It’s not news that many people go to their local emergency room for care that could be provided at much lower cost at a doctor’s office or community health center.
Many patients who do this may not have health insurance or a primary care provider. This can be a costly venture, however, and local health providers are striving to educate patients about when a trip to the emergency room is really necessary.
“In general, if the patient feels that their life or limb is threatened, they need to get to the emergency room,” said Dr. Tripp Carter III, medical director of emergency services at Portsmouth Regional Hospital.
“Those with chest pain, difficulty breathing or symptoms of a stroke should definitely go to the emergency department.”
When a patient comes into the emergency department, he or she is “triaged” by medical personnel for severity of symptoms. They are then usually put into an examining room to be seen by a physician.
Carter recommends asking yourself this question: “Do I really think I need the emergency department — or is it just convenient?” If it is not life threatening, a call to the person’s primary care provider may be the best thing to do. Most medical practices have an on-call service for a provider to call back a patient any time when the office is closed. He or she can advise the patient as to whether they need to be seen right away in the emergency department or if it can wait until the patient can be seen at the office.
Portsmouth Regional Hospital has a service called Consult A Nurse, staffed 24/7, which can answer questions about health concerns. The number is (888) 421-1080. This is not to be used in a true emergency like chest pain or severe trauma, when 9-1-1 should be dialed.
While the nurses at Consult-A-Nurse don’t diagnose medical conditions over the phone, they provide answers to health-related questions and offer support and consultation.

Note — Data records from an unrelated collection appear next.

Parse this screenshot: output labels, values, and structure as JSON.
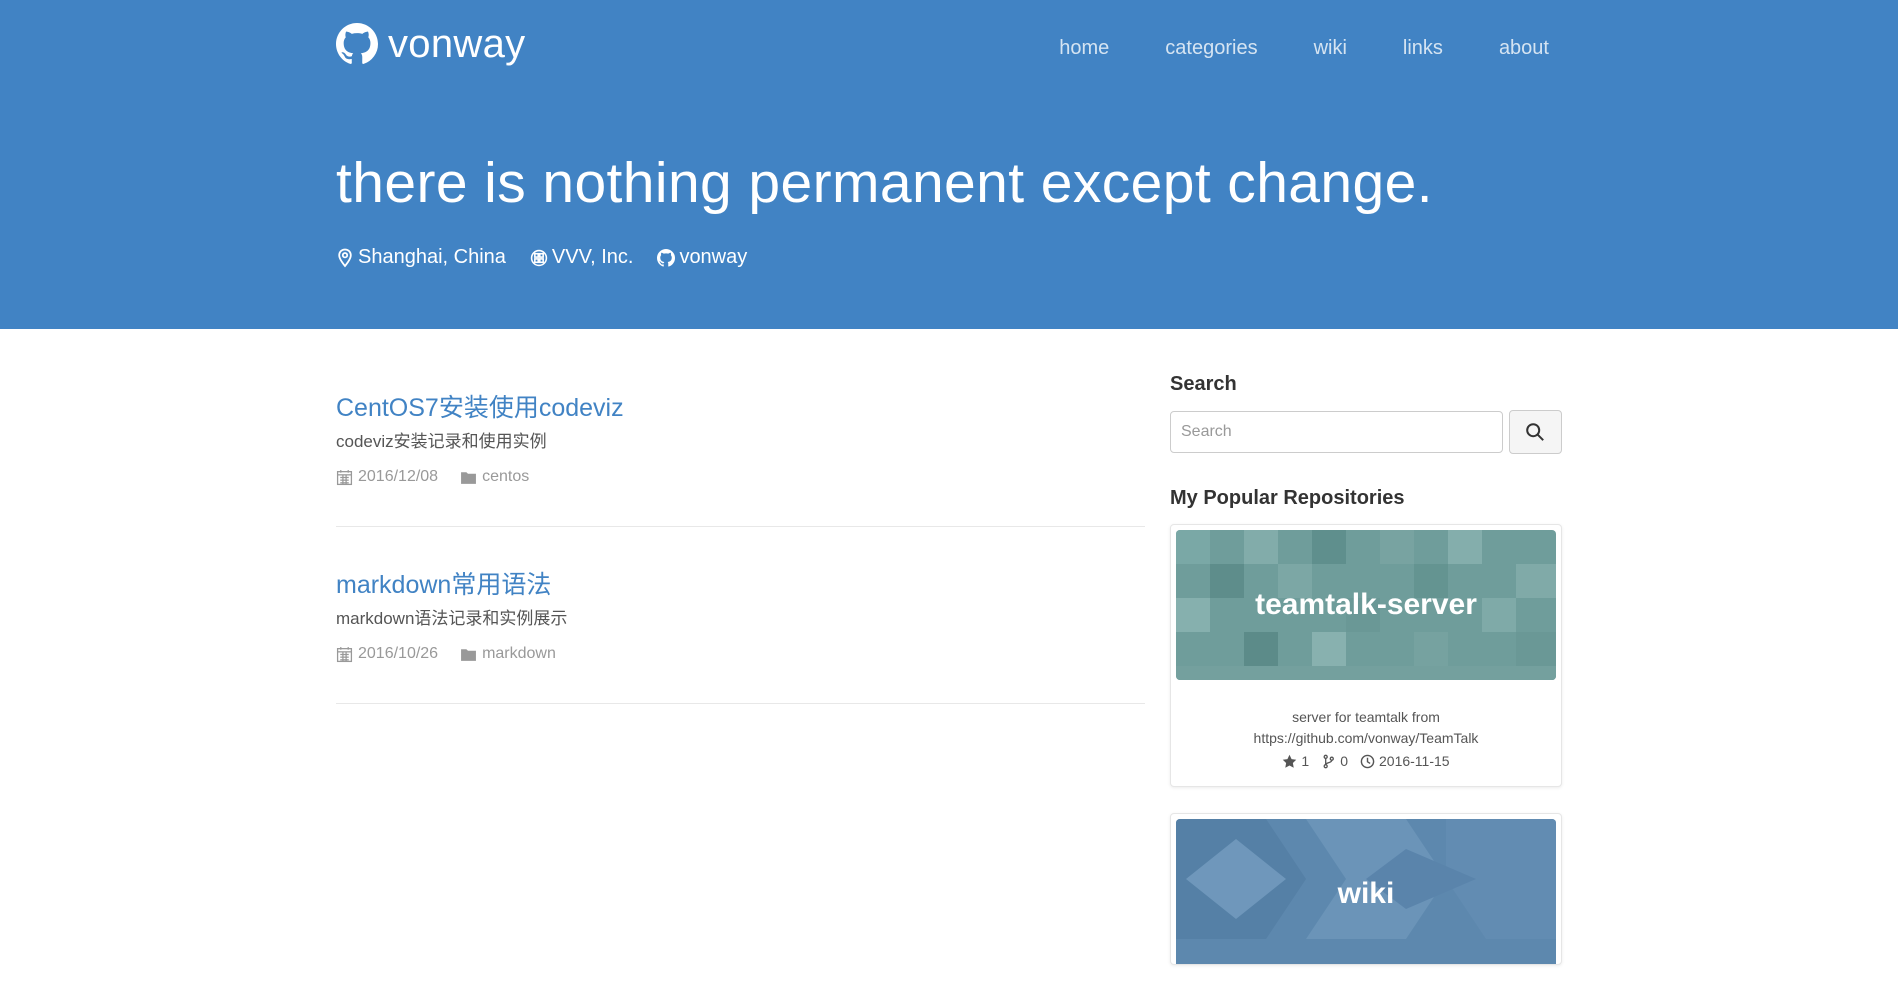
{
  "brand": {
    "name": "vonway",
    "icon": "github-icon"
  },
  "nav": [
    {
      "label": "home"
    },
    {
      "label": "categories"
    },
    {
      "label": "wiki"
    },
    {
      "label": "links"
    },
    {
      "label": "about"
    }
  ],
  "hero": {
    "tagline": "there is nothing permanent except change.",
    "location": "Shanghai, China",
    "company": "VVV, Inc.",
    "github": "vonway"
  },
  "posts": [
    {
      "title": "CentOS7安装使用codeviz",
      "description": "codeviz安装记录和使用实例",
      "date": "2016/12/08",
      "category": "centos"
    },
    {
      "title": "markdown常用语法",
      "description": "markdown语法记录和实例展示",
      "date": "2016/10/26",
      "category": "markdown"
    }
  ],
  "sidebar": {
    "search_heading": "Search",
    "search_placeholder": "Search",
    "repos_heading": "My Popular Repositories",
    "repos": [
      {
        "name": "teamtalk-server",
        "description_line1": "server for teamtalk from",
        "description_line2": "https://github.com/vonway/TeamTalk",
        "stars": "1",
        "forks": "0",
        "updated": "2016-11-15"
      },
      {
        "name": "wiki"
      }
    ]
  },
  "colors": {
    "header_bg": "#4183c4",
    "link": "#4183c4",
    "repo1_banner": "#6a9a9a",
    "repo2_banner": "#5b86ad"
  }
}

Grant Turpin, Portsmouth Regional’s emergency medical services coordinator, added that people can go to the hospital’s Web site, www.portsmouthhospital.com, to find out the current wait for the emergency room. Or, they can text “ER” to 23000.

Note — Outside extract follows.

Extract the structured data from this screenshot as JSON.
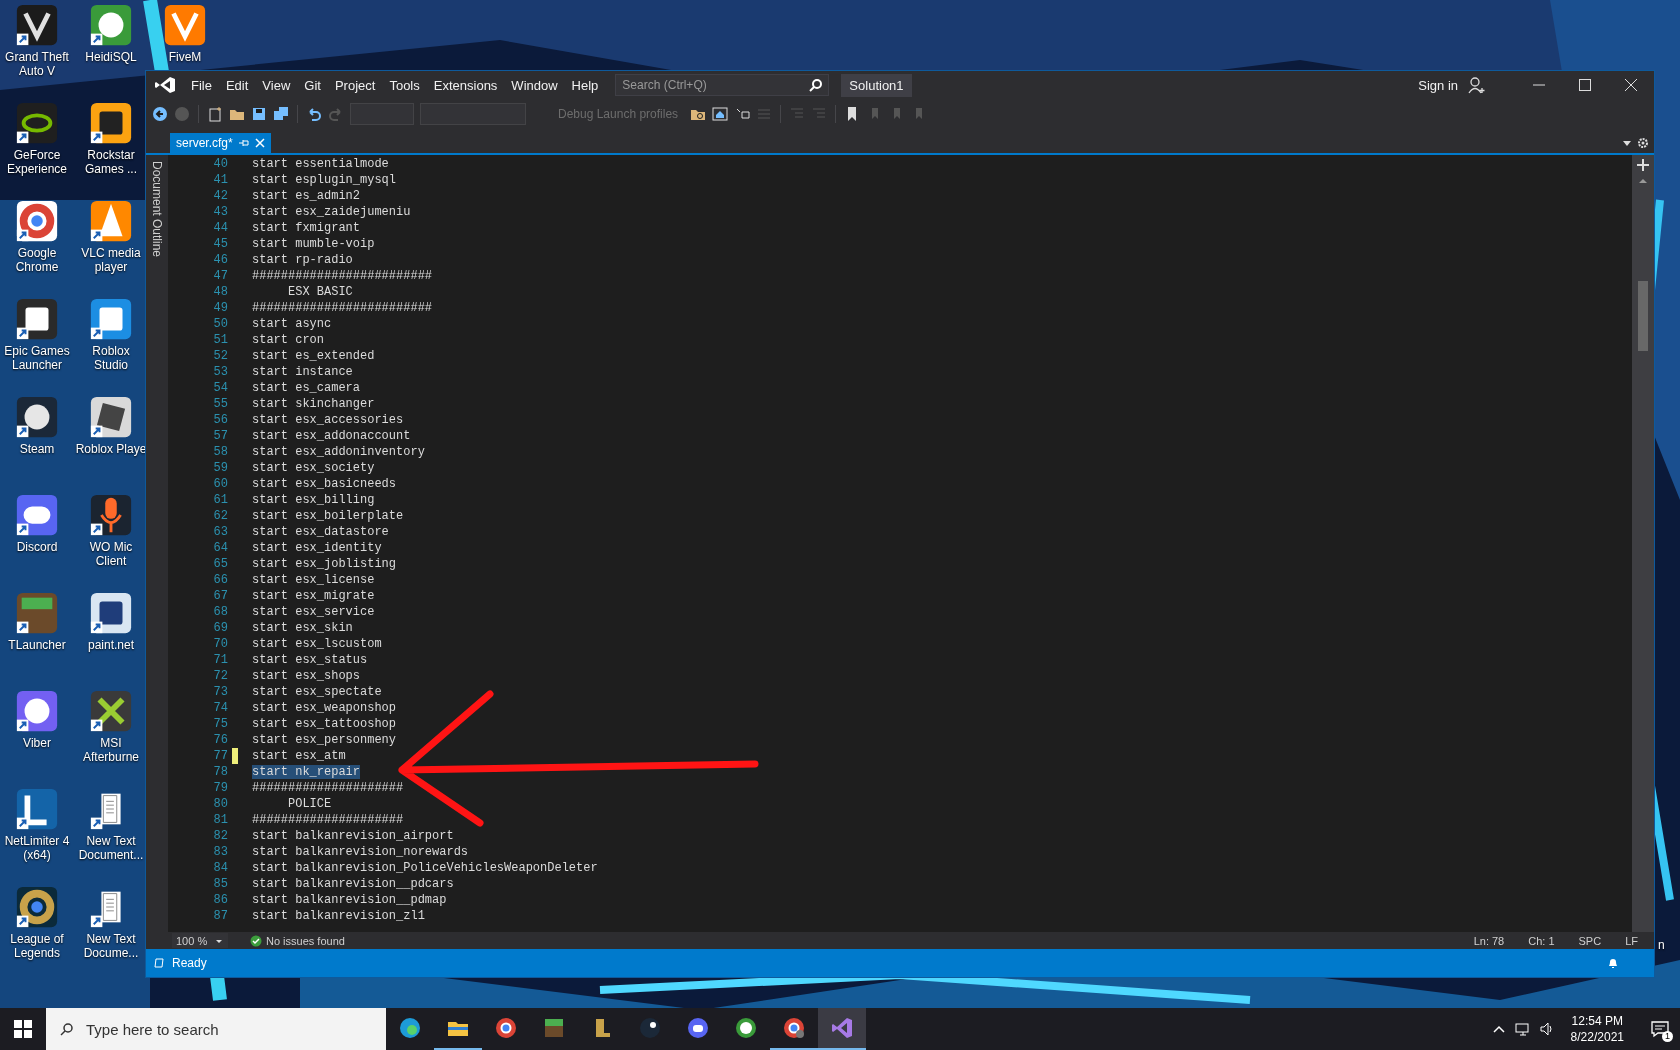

“It is better to err on the side of caution if the patient is not sure,” Carter said. “During the winter months we do get our fair share of people with sniffles and coughs. But some patients may actually have pneumonia.”
Carter said the emergency room staff sees a lot of patients with dental emergencies. These are patients who usually do not have access to dental care mostly because of having no insurance.
“Often, we refer these patients to Families First,” he said.
The hospital will also refer patients who do not have a primary care provider to Families First Health and Support Center in Portsmouth.
“This is helpful to these patients because we otherwise don’t take adults for dental care unless they are already Families First patients, and we normally have a wait of several weeks for new health center patients to establish care,” said Margie Wachtel, communications director at Families First, a community health center that serves a mostly uninsured and underinsured population. “But patients referred from the emergency room are fast-tracked.”
In fiscal year 2013 (July 2012 through June 2013), a total of 384 patients were referred to Families First from the emergency departments at Portsmouth Regional Hospital and Exeter Hospital.
Exeter Hospital began referring patients in October 2012.
Of these patients, 214 were from Portsmouth Regional and 170 were from Exeter Hospital.
“Not all 384 of these patients actually contacted us and received services at Families First, but they could have,” Wachtel said.
Families First is in the process of educating its patients about when and when not to use the emergency room.
“We know every morning how many of our patients came to the emergency room the day before at Portsmouth Regional,” said Helen Taft, executive director of Families First. “We’ll connect with these patients and have found that most of them have not called here first.” Families First offers an after-hours nursing service 24/7 with a doctor on call. It has also added walk-in appointments on Tuesday and Friday mornings, and same-day appointments for ill patients.
Flyers are placed throughout the clinic reminding patients of these options so they will only go to the emergency room during a true emergency.
“The state of New Hampshire is about to implement Medicaid Care Management, and one of the goals of that is to reduce costs, in part through reducing overuse of the emergency room,” Taft said.
Goodwin Community Health in Somersworth has a similar partnership with Wentworth-Douglass Hospital in Dover in referring emergency room patients to the center. There is an outreach worker on site at the hospital who works Sunday to Thursday from 1 to 9:30 p.m.
“These times were identified as the most needed,” said Janet Atkins, executive director of Goodwin Community Health. She said patients generally present with chronic pain, upper respiratory infections, anxiety, depression, asthma and diabetic complications.
The outreach worker program started in January and Atkins said about 150 patients are referred to the program each month.
“Most of them have no primary care provider, are uninsured or on Medicaid,” she said. “While not all of them end up coming to us, we are able to provide a medical home for many.”
Atkins said of those referred, about 24 percent will become patients at Goodwin.
Goodwin offers walk-in service five mornings a week for medical and dental patients and it stays open a couple of evenings to see patients.
It is trying to change the behavior of patients from automatically using the emergency room and increase the utilization of preventative care.
“We are creating a unique and creative approach by having an outreach worker at the hospital who can schedule a follow-up appointment on the spot,” said Lara Willard, Goodwin’s director of marketing and public relations.